I took a friend and her daughter, a prospective student, on a tour of Rhode Island School of Design (RISD) yesterday. I have a long history with RISD — as a student, alumni, teacher and, for several years, administrator — and since graduating in 1988 I’ve held some ambivalence about the place. My quarrels went public a decade ago, so none of that’s a secret. And in the classroom, with RISD students’ excellent skills of analysis and critique, my concerns often get amplified by their current experience. But my concerns are also a story I’ve told often enough that they’ve become part of a script.
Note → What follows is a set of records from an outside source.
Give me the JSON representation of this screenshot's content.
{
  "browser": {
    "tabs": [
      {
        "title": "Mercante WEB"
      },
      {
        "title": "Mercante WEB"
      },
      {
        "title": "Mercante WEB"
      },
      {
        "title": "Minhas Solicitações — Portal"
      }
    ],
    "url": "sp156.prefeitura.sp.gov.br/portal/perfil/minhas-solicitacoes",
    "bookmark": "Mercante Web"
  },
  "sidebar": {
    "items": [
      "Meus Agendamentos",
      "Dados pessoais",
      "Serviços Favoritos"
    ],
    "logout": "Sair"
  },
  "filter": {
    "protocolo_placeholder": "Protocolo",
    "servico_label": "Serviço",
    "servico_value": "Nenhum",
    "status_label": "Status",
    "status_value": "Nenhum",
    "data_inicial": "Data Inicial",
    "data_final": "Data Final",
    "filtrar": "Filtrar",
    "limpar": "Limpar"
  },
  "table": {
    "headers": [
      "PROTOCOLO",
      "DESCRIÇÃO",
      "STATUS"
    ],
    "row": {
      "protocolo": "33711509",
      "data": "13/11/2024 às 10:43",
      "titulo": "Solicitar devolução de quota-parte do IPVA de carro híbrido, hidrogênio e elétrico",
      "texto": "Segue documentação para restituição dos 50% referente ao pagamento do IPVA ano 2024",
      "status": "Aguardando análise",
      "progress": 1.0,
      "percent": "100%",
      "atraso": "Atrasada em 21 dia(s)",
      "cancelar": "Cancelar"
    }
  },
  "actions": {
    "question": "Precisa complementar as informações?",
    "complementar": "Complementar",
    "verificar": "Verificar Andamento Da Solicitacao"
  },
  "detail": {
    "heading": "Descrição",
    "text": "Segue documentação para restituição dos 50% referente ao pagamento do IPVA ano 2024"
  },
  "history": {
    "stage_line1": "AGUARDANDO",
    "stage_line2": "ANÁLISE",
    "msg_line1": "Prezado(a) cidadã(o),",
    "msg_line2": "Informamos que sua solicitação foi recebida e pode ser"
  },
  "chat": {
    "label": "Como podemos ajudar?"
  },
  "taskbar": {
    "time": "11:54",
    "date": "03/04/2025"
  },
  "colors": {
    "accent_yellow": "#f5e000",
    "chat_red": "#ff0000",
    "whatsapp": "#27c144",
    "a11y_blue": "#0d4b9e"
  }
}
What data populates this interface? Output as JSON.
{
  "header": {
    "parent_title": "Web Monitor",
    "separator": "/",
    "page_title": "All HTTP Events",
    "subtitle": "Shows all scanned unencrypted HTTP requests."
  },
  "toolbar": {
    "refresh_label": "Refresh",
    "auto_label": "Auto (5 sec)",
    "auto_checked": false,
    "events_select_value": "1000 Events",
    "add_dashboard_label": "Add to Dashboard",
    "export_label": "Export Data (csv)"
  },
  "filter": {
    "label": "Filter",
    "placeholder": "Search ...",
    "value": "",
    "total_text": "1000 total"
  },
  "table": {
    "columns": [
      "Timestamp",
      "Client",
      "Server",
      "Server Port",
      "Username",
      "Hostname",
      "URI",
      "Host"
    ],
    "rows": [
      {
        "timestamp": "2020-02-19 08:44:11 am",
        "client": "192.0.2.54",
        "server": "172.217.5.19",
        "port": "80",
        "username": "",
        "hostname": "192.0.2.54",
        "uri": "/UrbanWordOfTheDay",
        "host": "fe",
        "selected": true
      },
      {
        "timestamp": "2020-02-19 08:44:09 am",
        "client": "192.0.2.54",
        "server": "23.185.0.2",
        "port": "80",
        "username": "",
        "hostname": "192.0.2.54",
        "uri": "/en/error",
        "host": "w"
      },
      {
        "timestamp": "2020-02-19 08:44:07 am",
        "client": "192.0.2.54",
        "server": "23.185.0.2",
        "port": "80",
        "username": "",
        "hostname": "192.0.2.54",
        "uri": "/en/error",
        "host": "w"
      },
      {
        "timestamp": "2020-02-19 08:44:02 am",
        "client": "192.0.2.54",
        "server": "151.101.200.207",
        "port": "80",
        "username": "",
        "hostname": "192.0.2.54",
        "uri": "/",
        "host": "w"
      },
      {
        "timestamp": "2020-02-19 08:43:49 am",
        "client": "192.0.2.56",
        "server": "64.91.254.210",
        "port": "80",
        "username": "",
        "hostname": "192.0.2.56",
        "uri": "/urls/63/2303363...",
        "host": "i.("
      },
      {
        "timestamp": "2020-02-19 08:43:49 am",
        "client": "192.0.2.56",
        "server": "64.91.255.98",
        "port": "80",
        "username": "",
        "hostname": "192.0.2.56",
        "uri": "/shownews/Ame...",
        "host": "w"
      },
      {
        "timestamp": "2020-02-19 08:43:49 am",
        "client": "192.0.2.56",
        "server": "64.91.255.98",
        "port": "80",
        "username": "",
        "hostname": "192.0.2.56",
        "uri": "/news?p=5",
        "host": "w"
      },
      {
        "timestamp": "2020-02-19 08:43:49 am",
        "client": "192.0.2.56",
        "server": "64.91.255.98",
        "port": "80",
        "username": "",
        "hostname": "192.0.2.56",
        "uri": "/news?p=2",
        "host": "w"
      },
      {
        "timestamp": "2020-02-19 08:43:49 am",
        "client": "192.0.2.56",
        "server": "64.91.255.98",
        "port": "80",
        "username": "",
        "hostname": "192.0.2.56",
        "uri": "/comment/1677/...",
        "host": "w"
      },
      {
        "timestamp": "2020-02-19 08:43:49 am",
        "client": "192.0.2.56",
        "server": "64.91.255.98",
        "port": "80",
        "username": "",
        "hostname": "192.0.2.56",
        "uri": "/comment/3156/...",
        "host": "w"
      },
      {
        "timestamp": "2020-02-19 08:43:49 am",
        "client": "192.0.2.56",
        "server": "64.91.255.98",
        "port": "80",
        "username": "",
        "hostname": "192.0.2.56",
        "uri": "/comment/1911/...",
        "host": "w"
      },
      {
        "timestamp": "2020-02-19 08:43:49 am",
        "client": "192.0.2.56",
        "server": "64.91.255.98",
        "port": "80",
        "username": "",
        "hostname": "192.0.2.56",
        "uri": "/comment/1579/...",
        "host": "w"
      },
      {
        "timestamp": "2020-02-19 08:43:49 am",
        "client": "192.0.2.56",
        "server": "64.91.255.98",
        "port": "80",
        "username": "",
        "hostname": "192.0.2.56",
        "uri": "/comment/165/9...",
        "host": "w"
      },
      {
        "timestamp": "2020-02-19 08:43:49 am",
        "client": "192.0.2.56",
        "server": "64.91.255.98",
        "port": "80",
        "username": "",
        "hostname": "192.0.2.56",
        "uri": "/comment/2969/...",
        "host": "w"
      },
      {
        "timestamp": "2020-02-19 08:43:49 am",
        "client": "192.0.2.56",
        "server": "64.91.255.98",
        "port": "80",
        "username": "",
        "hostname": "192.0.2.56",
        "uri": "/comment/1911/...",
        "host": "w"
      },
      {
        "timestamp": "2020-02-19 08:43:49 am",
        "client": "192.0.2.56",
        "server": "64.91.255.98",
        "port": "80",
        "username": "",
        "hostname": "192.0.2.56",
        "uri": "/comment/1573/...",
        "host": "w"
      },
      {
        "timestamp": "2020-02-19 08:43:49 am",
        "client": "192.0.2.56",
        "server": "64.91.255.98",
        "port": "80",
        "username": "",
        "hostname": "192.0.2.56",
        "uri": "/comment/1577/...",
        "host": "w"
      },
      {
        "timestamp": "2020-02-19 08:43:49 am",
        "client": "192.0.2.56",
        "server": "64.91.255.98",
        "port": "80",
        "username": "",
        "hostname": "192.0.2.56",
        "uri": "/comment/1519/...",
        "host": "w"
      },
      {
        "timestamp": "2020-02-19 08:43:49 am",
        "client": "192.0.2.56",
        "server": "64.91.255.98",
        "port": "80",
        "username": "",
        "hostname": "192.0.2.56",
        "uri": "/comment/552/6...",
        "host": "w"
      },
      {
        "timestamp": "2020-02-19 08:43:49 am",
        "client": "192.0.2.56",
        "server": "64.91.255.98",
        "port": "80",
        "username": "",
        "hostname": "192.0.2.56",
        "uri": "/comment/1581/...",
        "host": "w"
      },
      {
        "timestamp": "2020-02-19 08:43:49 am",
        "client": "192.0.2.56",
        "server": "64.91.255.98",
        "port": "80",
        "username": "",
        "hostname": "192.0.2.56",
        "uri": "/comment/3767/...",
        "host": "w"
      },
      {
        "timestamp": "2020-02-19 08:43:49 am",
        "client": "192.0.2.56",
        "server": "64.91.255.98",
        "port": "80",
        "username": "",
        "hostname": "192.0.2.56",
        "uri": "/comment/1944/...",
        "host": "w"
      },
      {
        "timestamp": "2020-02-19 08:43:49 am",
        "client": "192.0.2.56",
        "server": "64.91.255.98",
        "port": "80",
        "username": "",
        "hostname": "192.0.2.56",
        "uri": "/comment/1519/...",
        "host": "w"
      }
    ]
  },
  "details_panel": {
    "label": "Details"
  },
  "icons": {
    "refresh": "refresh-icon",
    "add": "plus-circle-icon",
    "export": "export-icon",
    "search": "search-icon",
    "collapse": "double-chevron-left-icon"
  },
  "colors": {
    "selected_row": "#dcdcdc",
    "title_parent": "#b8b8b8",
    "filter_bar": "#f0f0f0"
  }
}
Walking around campus, answering questions, popping into parts of the school that are off my (currently very narrow) path, I saw the place through fresh eyes. When asked whether I’d make the same choice to attend today that I made in 1984, I tried to equivocate. But the more I spoke, the more I had to admit how tightly my identity is woven into my relationship with this institution. It was disorienting to recognize the depth of my loyalty and respect for the place — and perhaps even more to confront my debt.
Over lunch, my friend and I both commiserated over our desire to be able to immerse ourselves in college at this stage of life. We joked about getting another degree. But the pursuit of advanced study wasn’t at the heart of my yearning. RISD has a Foundation Studies program that’s based in principles of art and design. It’s the place I learned to solve problems in a dynamic, non-linear way. Those skills have been the most valuable in my career, because they’ve allowed me to see beyond the linearity inherent in other forms of education. The problem-solving methods embedded in the scientific method and the five-paragraph essay surely have space for creativity, but they inherently follow a line. As my mentor, the education reformer Ted Sizer, once reflected to me, I solve problems by visualizing information on a field, and after careful (sometimes brooding) analysis things start to connect for me, ultimately snapping into place.
I don’t need another degree. And I certainly don’t need to submit myself to the orthodoxies and ideologies of another graduate program. I know how to teach and I know how to learn. Whether I know how to make space for my own learning, whether I can protect my time enough to go deeply into new terrain… well, those are fair questions.
In yesterday’s post I wrote about feeling my age. But I think I was really writing about the drudgery of maintaining and managing the status quo. So much of middle age is focused on getting the job done and treading water. What I’m yearning for is a period of imagining and discovering. A myth in American culture is that education ends with graduation, sometimes after a sequence of graduations. But there’s so much more to learn.
So there’s my challenge: chart and shape a period of deep learning. Maybe find some new learning buddies… And definitely put up firewalls.